What is the best pricing tool to take advantage of preharvest pricing opportunities? Your choices fall into two categories: fixed-price tools and options-based minimum-price tools.

Fixed-price tools include a simple forward contract, or a hedge-to-arrive (HTA) contract, for harvest delivery. One more way to establish a price at harvest is to sell new-crop futures contracts.

Each of these fixed-price tools has weaknesses. Forward contracting often involves locking in a less-than-favorable basis. HTA contracts often involve a fee. Selling futures exposes you to margin calls. Their common challenge: Once a price is established before harvest, you say goodbye to the upside potential of a weather-driven market during the growing season.

Options are costly, but they are the only pricing tools that allow us to establish a minimum price while retaining upside potential.

I want to introduce you to Peter and Paul Paperfarmer, twin brothers and celebrity farmers who use options to price grain before harvest. Together, they shed light on the value of put and call options in preharvest marketing.

Peter Paperfarmer prices 25% new-crop increments in March, April and May, using a HTA contract for harvest delivery. He re-owns each sale with an at-the-money call option.

These calls are often referred to as “courage calls” because purchasing call options gives Peter the courage to do what he should do: price grain for new-crop delivery during the spring.

Paul prices 25% increments in March, April, May and June, by purchasing at-the-money put options. Paul holds his put options until mid-October harvest.

There are other important differences in their approach to pricing grain.

  • First, because of the delivery commitment in HTA contracts, Peter limits his preharvest sales to 75% of his expected crop, in-line with his revenue-based crop insurance coverage. Put options have no delivery commitment — Paul buys puts to cover 100% of his crop.

  • Second, Peter sells his call options on Sept. 15, when the threat of a weather market has passed. Paul sells his put options a month later at harvest (mid-October).
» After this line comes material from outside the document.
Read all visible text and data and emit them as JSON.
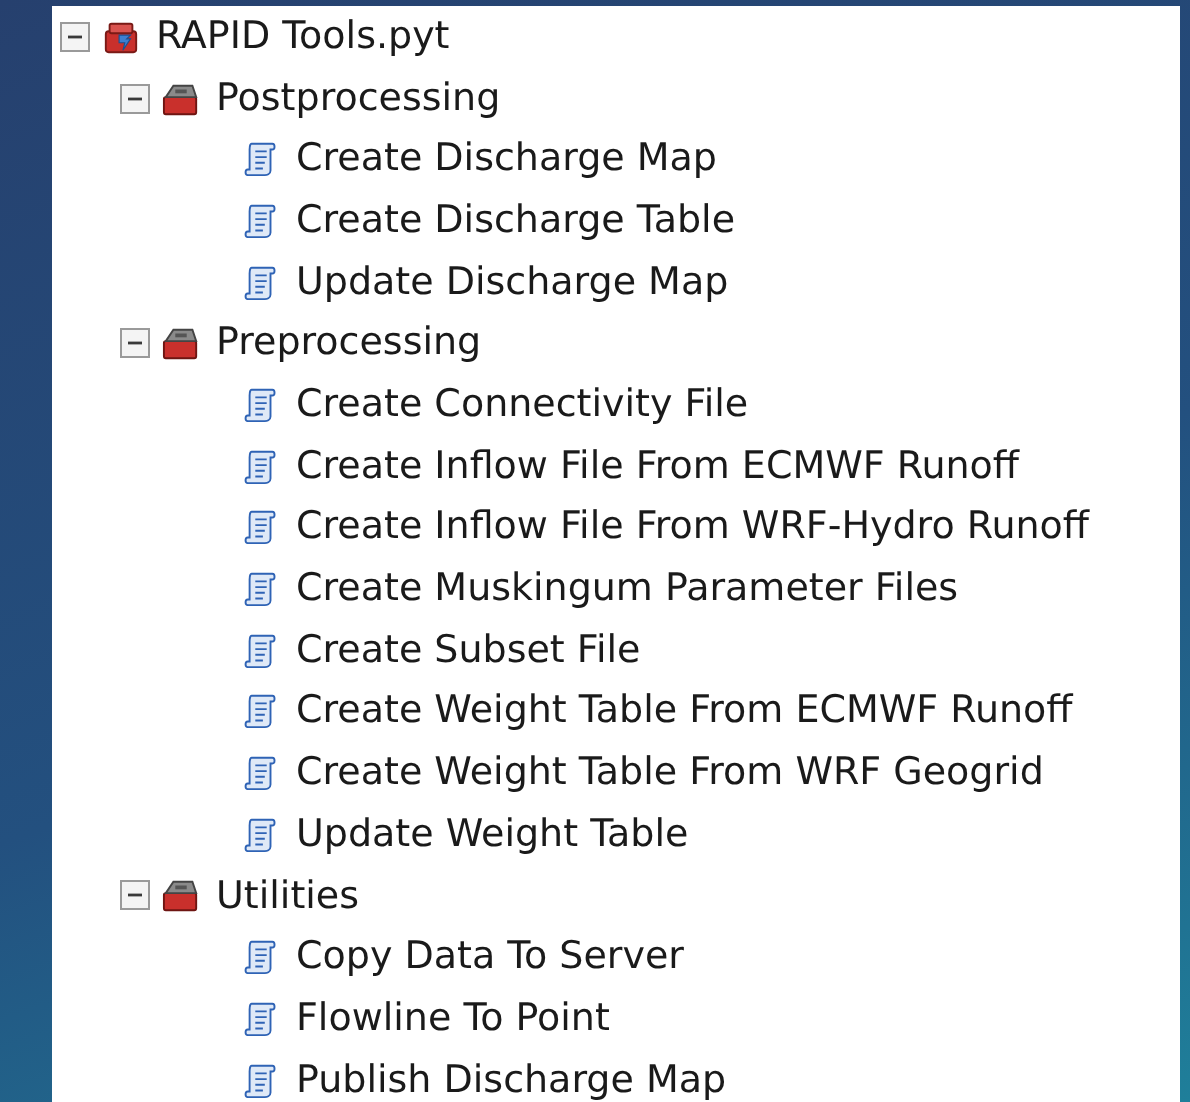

  • Barney Binless represents the harvest price in mid-October.
  • The analysis assumes no cost for the HTA contract and 1¢/bu. brokerage fees for options.
  • Between 1990 and 2008 (19 years), Peter and Paul used options in preharvest marketing 15 years. Peter and Paul only take action if prices are at or above a minimum price objective, consistent with their breakeven cost of production. Preharvest prices in the spring remained below their minimum price objectives in 1993, 1999, 2002 and 2005.
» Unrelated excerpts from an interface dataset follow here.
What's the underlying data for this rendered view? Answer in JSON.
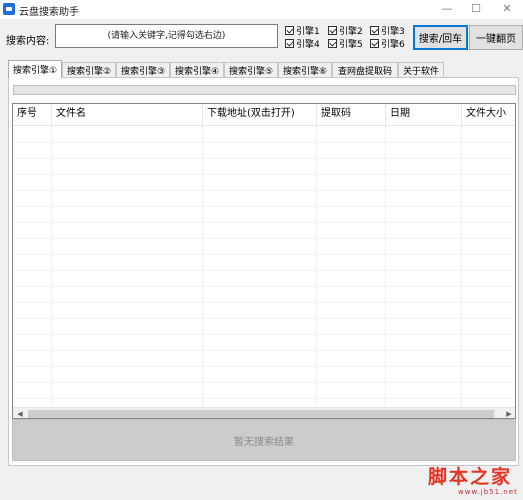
{
  "window": {
    "title": "云盘搜索助手",
    "controls": {
      "minimize": "—",
      "maximize": "☐",
      "close": "✕"
    }
  },
  "search": {
    "label": "搜索内容:",
    "placeholder": "(请输入关键字,记得勾选右边)",
    "value": ""
  },
  "engines": [
    {
      "label": "引擎1",
      "checked": true
    },
    {
      "label": "引擎2",
      "checked": true
    },
    {
      "label": "引擎3",
      "checked": true
    },
    {
      "label": "引擎4",
      "checked": true
    },
    {
      "label": "引擎5",
      "checked": true
    },
    {
      "label": "引擎6",
      "checked": true
    }
  ],
  "buttons": {
    "search": "搜索/回车",
    "page": "一键翻页"
  },
  "tabs": [
    {
      "label": "搜索引擎①",
      "active": true
    },
    {
      "label": "搜索引擎②",
      "active": false
    },
    {
      "label": "搜索引擎③",
      "active": false
    },
    {
      "label": "搜索引擎④",
      "active": false
    },
    {
      "label": "搜索引擎⑤",
      "active": false
    },
    {
      "label": "搜索引擎⑥",
      "active": false
    },
    {
      "label": "查网盘提取码",
      "active": false
    },
    {
      "label": "关于软件",
      "active": false
    }
  ],
  "progress": {
    "value": 0
  },
  "table": {
    "columns": [
      "序号",
      "文件名",
      "下载地址(双击打开)",
      "提取码",
      "日期",
      "文件大小"
    ],
    "rows": []
  },
  "status": {
    "text": "暂无搜索结果"
  },
  "scrollbar": {
    "left": "◀",
    "right": "▶"
  },
  "watermark": {
    "logo": "脚本之家",
    "url": "www.jb51.net"
  },
  "colors": {
    "accent": "#0078d7",
    "progress": "#06b025",
    "watermark": "#e63322"
  }
}
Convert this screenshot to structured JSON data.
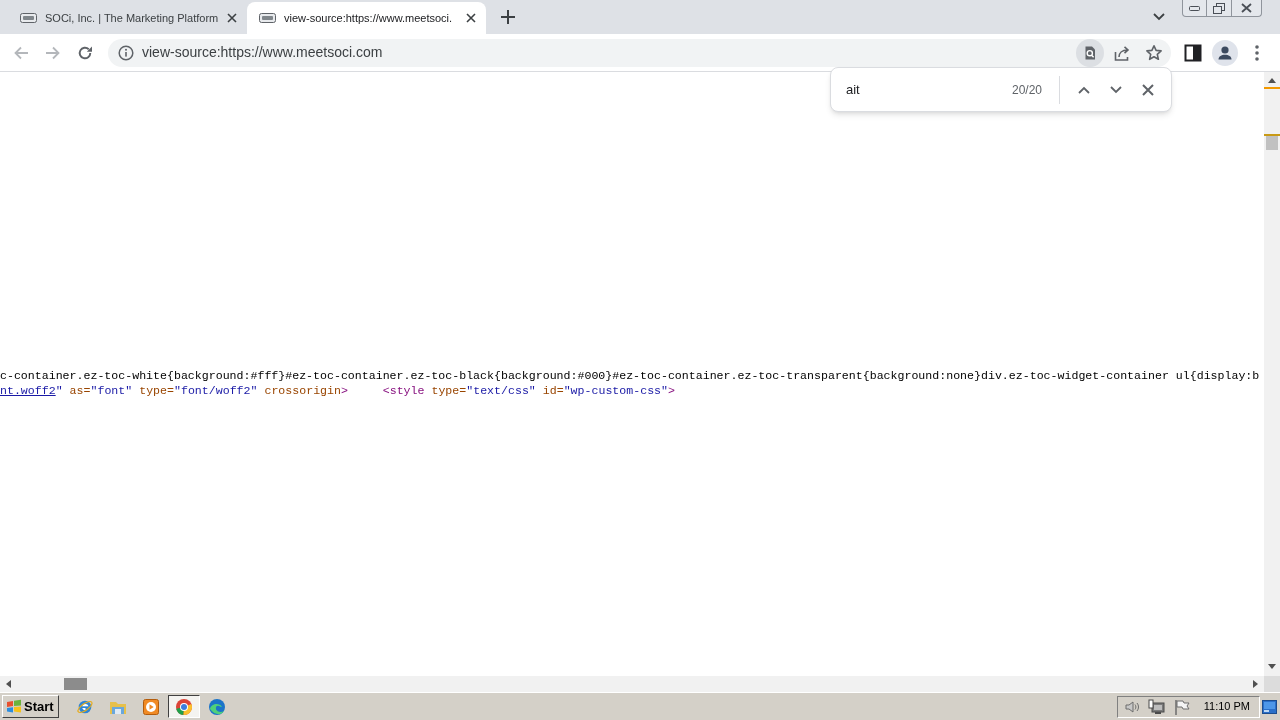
{
  "tabs": [
    {
      "title": "SOCi, Inc. | The Marketing Platform",
      "selected": false
    },
    {
      "title": "view-source:https://www.meetsoci.",
      "selected": true
    }
  ],
  "nav_buttons": [
    {
      "kind": "back",
      "disabled": true
    },
    {
      "kind": "forward",
      "disabled": true
    },
    {
      "kind": "reload",
      "disabled": false
    }
  ],
  "address_bar": {
    "url": "view-source:https://www.meetsoci.com"
  },
  "find_bar": {
    "query": "ait",
    "match_count": "20/20"
  },
  "source_lines": [
    {
      "tokens": [
        {
          "kind": "text",
          "text": "c-container.ez-toc-white{background:#fff}#ez-toc-container.ez-toc-black{background:#000}#ez-toc-container.ez-toc-transparent{background:none}div.ez-toc-widget-container ul{display:b"
        }
      ]
    },
    {
      "tokens": [
        {
          "kind": "link",
          "text": "nt.woff2"
        },
        {
          "kind": "value",
          "text": "\""
        },
        {
          "kind": "attr",
          "text": " as="
        },
        {
          "kind": "value",
          "text": "\"font\""
        },
        {
          "kind": "attr",
          "text": " type="
        },
        {
          "kind": "value",
          "text": "\"font/woff2\""
        },
        {
          "kind": "attr",
          "text": " crossorigin"
        },
        {
          "kind": "tag",
          "text": ">"
        },
        {
          "kind": "tag",
          "text": "     <style"
        },
        {
          "kind": "attr",
          "text": " type="
        },
        {
          "kind": "value",
          "text": "\"text/css\""
        },
        {
          "kind": "attr",
          "text": " id="
        },
        {
          "kind": "value",
          "text": "\"wp-custom-css\""
        },
        {
          "kind": "tag",
          "text": ">"
        }
      ]
    }
  ],
  "taskbar": {
    "start_label": "Start",
    "apps": [
      {
        "kind": "letter",
        "selected": false
      },
      {
        "kind": "folder",
        "selected": false
      },
      {
        "kind": "player",
        "selected": false
      },
      {
        "kind": "ring",
        "selected": true
      },
      {
        "kind": "wave",
        "selected": false
      }
    ],
    "clock": "11:10 PM"
  }
}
This table shows the average performance for Peter and Paul, comparing both to the cash corn price at harvest. I am impressed that Peter's use of HTA contracts and re-ownership with call options delivered an average corn price 10¢ better than the harvest price. Paul's purchase of put options found 5¢ more than Peter.

My work allows me to travel widely and speak with many grain producers. Not every farmer uses options to price grain. Among those who do, it's my impression that Peter's “courage call” approach is 2-3 times more popular than Paul's purchase of puts. Why?

Human nature rules. Buying puts is like buying auto insurance — the best-case scenario occurs when you don't get paid.

Peter's approach is more common because we want higher prices, and owning call options is compatible with our hopes for the market.

I prefer put options. No delivery commitment means Paul can be more aggressive and cover uninsured bushels. It also makes Paul a free agent at harvest — his bushels can be delivered to the best market, or placed in storage for postharvest opportunities.

Ed Usset is a grain marketing specialist for the University of Minnesota Center for Farm Financial Management (CFFM). He can be reached at usset001@umn.edu.